One of over a dozen coins issued in 1936, this coin was supposed to be issued in 1935 to commemorate the 100th anniversary of the founding of Elgin Illinois. The coin was the brain child of Trygve Rovelstad a sculpture who was trying to raise money to complete a statue titled “Pioneer Memorial” to be erected in the Elgin Town Square.
The Reverse of the coin shows the statue that had yet to be cast based on a small model that the Artist had created. The statue depicts four adult pioneers including a mother with Babe in arms, a frontiersman in buckskins holding a rifle, and two adult men presumably farmers. In addition to the statutory inscriptions “United States of America”, “Liberty”, “E Pluribus Unum” and “Half Dollar” the words “Pioneer Memorial” appear to the left of the statue, and “Elgin Illinois” to the right.
The Obverse show a profile of the Rifleman from the Statue facing left with the word “Pioneer” arcing above and the dates “1673 -1936” arcing below the bust with “In God We” to the left of the bust & “Trust” to the right. The artist initials “TR” are combined into what looks like a dot just under the beard. The date combination deserves some explanation as neither date is really strongly related to the rest of the coin design. The dates were supposed to be 1835 – 1935, referring to the founding of Elgin and the date of the centennial.

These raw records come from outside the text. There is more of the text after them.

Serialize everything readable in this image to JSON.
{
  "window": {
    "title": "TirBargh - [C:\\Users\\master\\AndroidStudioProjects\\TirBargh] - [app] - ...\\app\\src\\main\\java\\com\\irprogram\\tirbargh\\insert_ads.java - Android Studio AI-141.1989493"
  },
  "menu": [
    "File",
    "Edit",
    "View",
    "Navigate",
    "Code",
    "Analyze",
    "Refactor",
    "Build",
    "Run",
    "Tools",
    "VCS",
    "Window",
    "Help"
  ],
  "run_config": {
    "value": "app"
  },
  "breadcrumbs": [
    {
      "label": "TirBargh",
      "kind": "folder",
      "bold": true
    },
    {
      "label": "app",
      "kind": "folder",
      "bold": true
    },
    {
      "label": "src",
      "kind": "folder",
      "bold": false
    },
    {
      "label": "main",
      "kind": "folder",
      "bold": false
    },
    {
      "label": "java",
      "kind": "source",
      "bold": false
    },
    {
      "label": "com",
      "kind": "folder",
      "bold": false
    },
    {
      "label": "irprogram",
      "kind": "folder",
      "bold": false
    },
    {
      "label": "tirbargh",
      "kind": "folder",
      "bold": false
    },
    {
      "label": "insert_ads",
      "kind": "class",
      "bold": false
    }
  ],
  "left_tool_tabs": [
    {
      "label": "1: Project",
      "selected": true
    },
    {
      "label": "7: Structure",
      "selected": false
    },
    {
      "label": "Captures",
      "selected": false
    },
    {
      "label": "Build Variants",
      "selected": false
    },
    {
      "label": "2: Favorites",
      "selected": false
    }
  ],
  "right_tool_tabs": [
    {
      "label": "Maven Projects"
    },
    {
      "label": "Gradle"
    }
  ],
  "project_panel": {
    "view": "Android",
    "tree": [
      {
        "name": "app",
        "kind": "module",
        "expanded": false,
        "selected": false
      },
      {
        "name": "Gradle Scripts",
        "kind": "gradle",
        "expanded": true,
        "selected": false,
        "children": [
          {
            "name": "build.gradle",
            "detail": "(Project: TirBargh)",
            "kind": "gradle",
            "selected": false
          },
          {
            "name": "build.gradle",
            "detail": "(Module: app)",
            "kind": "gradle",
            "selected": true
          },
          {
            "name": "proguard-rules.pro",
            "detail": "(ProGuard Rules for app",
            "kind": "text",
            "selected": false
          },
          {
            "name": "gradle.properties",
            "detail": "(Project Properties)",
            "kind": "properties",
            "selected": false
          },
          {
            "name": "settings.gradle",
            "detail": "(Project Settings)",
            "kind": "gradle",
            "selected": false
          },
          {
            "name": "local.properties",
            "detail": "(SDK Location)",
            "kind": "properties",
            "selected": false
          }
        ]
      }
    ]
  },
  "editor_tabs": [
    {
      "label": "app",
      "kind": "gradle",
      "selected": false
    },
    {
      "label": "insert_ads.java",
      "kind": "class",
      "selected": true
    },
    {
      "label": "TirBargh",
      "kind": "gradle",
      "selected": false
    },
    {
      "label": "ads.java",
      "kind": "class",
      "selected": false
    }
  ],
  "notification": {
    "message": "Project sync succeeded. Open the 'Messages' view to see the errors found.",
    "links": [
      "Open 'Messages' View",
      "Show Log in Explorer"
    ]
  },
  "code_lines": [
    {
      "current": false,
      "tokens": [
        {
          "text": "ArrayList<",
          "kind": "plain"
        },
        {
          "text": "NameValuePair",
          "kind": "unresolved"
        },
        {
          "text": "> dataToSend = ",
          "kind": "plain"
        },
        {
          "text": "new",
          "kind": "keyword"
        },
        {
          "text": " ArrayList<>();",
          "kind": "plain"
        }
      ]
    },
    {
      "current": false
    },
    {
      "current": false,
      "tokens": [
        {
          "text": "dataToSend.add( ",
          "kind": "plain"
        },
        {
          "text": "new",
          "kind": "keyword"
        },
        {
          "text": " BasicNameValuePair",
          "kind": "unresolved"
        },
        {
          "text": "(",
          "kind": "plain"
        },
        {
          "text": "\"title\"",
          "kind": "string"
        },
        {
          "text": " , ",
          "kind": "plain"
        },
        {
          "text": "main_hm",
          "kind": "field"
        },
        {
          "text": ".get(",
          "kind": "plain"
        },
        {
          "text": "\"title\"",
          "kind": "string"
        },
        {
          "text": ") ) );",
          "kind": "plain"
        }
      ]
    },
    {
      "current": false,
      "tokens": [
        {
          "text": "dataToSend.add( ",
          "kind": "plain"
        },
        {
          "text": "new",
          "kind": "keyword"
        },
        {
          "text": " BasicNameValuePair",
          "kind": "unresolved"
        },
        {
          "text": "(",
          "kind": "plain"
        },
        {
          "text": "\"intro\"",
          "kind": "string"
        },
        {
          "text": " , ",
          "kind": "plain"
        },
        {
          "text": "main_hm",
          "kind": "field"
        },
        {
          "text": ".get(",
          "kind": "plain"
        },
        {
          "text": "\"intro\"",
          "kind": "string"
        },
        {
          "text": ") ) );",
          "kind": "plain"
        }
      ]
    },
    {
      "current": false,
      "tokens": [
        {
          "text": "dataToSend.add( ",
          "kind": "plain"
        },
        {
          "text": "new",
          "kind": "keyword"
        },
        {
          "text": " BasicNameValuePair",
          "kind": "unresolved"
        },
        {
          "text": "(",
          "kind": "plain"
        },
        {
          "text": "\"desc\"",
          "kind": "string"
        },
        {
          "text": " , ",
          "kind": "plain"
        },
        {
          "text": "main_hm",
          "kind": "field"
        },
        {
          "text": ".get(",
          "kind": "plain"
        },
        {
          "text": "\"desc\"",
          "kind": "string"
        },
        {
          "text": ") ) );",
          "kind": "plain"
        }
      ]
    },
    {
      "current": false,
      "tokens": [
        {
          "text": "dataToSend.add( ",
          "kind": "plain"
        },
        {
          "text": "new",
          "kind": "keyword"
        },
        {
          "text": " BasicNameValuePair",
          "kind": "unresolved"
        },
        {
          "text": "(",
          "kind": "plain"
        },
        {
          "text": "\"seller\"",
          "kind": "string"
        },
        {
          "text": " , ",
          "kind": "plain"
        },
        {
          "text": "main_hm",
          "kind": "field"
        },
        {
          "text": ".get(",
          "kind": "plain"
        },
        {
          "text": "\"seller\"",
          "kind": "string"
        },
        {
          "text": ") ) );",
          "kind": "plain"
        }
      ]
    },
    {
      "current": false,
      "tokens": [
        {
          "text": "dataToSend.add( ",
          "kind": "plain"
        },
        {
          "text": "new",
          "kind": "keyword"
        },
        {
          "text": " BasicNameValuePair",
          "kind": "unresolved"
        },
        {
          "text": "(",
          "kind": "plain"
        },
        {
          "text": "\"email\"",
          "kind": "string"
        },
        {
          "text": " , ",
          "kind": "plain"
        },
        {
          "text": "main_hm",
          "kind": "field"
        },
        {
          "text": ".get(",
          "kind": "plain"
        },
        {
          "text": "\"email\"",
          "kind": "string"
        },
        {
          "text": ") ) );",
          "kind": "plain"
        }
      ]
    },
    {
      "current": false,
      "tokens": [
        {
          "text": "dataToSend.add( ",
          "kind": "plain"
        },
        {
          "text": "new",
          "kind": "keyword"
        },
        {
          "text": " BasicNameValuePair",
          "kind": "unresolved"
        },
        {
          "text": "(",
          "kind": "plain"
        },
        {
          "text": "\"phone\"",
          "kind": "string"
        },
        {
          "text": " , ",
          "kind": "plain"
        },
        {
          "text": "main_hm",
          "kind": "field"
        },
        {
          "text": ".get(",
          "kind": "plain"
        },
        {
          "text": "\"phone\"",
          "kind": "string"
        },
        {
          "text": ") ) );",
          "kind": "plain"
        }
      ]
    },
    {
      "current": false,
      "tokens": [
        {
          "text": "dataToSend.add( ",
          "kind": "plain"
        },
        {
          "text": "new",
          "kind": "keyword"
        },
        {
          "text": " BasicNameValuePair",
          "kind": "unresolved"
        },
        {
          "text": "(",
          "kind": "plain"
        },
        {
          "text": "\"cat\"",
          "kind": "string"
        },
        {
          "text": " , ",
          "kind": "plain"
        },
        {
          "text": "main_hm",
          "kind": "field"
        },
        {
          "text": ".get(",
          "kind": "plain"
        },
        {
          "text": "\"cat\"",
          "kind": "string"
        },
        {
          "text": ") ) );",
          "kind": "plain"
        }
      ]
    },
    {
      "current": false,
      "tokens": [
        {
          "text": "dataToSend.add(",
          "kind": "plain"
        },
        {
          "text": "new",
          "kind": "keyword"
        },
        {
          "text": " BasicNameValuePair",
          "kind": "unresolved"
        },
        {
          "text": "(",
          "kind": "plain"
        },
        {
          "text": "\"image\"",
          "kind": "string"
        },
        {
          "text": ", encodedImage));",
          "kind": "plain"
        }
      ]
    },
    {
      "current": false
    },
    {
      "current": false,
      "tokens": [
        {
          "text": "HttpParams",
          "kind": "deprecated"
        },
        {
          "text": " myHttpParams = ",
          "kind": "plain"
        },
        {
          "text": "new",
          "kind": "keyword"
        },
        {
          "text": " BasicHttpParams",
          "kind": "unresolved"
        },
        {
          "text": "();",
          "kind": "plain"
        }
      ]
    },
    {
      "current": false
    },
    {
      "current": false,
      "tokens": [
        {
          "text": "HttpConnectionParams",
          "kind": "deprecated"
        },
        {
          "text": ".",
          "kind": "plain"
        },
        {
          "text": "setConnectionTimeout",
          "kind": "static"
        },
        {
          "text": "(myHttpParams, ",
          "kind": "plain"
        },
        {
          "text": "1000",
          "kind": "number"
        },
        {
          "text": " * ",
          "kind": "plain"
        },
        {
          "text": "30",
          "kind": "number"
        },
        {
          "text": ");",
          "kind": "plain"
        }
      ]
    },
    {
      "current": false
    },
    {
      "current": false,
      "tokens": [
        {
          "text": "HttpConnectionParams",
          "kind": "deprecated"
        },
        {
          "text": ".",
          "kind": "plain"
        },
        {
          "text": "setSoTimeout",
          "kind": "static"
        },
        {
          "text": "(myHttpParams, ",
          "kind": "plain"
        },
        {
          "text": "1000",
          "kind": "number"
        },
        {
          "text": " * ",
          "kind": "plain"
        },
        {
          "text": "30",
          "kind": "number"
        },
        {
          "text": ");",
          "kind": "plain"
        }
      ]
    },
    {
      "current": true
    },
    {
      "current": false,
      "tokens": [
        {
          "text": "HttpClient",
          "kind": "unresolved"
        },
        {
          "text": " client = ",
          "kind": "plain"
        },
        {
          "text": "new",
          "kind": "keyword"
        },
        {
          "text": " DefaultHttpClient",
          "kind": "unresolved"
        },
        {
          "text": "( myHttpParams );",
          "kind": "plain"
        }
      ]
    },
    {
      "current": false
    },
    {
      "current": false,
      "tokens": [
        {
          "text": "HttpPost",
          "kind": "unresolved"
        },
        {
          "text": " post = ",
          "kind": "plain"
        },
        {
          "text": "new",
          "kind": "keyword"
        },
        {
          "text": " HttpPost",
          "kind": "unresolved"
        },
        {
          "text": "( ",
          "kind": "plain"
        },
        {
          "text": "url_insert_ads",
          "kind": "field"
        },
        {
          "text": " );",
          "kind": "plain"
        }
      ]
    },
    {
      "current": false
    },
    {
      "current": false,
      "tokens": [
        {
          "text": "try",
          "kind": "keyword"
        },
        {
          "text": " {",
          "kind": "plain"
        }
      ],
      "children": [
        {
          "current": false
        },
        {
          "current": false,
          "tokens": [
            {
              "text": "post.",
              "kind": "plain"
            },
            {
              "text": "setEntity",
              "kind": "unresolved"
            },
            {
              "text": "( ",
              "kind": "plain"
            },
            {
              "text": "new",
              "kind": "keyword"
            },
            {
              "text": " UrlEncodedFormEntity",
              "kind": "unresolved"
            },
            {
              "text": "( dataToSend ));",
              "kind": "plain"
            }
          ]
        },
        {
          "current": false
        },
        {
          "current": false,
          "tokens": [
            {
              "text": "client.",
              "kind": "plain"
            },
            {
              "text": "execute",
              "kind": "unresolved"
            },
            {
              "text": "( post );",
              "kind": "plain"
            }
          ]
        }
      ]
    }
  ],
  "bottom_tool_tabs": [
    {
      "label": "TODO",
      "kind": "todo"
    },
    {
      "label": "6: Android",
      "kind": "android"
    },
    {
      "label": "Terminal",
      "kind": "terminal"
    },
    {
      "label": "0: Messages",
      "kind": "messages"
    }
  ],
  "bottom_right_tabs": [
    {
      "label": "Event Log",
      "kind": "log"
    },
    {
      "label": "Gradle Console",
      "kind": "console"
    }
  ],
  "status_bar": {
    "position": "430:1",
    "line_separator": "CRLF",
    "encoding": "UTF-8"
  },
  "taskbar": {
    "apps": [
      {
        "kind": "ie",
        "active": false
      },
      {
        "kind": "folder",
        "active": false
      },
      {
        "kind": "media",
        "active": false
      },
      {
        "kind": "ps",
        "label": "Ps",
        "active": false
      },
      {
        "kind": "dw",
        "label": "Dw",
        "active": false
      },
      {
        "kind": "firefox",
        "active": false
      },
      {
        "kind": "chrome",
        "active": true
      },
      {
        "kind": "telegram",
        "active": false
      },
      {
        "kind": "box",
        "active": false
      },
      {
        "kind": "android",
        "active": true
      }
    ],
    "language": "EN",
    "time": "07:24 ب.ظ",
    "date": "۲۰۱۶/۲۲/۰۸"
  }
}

For some reason, lost to history, 1673 the year of the Marquette & Joliet expedition, which began the exploration of Illinois was substituted for the founding date when the legislation was too late to have the coins minted in 1935. 1936 of course is the year of issue.
The final item of note for this coin is the part played by promoter/distributer L. W. Hoffecker in the sale of the coins. Mr. Hoffecker, mortgage broker and part time rare coin dealer from El Paso, Texas had just sewn up a deal to distribute the Old Spanish Trails coins. As part of this arrangement the profits went to the “El Paso Museum Committee”, a committee that appears to have had just one member, and one beneficiary, Mr. Hoffecker.
Hoffecker arranged to receive the entire 25,000 coin mintage of Elgin coins, which he proceeded to sell for $1.50 apiece, keeping a percentage of the profits and turning the rest over to Rovelstad to finance the statue. Unfortunately, the amount returned to the artist was insufficient to complete the statue. He continued to fund raise and work to the goal of the statue for the next half century, but died in 1990 without seeing it complete. The final chapter in the story was written just a few years ago in 2001 when the statue was finally completed and erected in the Elgin town Square!
General Market Notes
The original mintage authorized for this coin was 25,000 with an additional 15 struck and held for assay. The entire mintage of 25,000 coins was forwarded to Hoffecker for sale. He managed to sell 20,000 coins in the first year and returned the remaining 5,000 to the mint in 1937 to be melted.
For the collector, there is both good news and bad associated with this issue. The good news is that the Mint appearently took some care with the handling of these coins so they are by and large in better condition than many of the commems of this era and show fewer bag marks. The bad news is that the strikes are generally weak with little detail in the statue on the reverse and the rifleman's face on the obverse.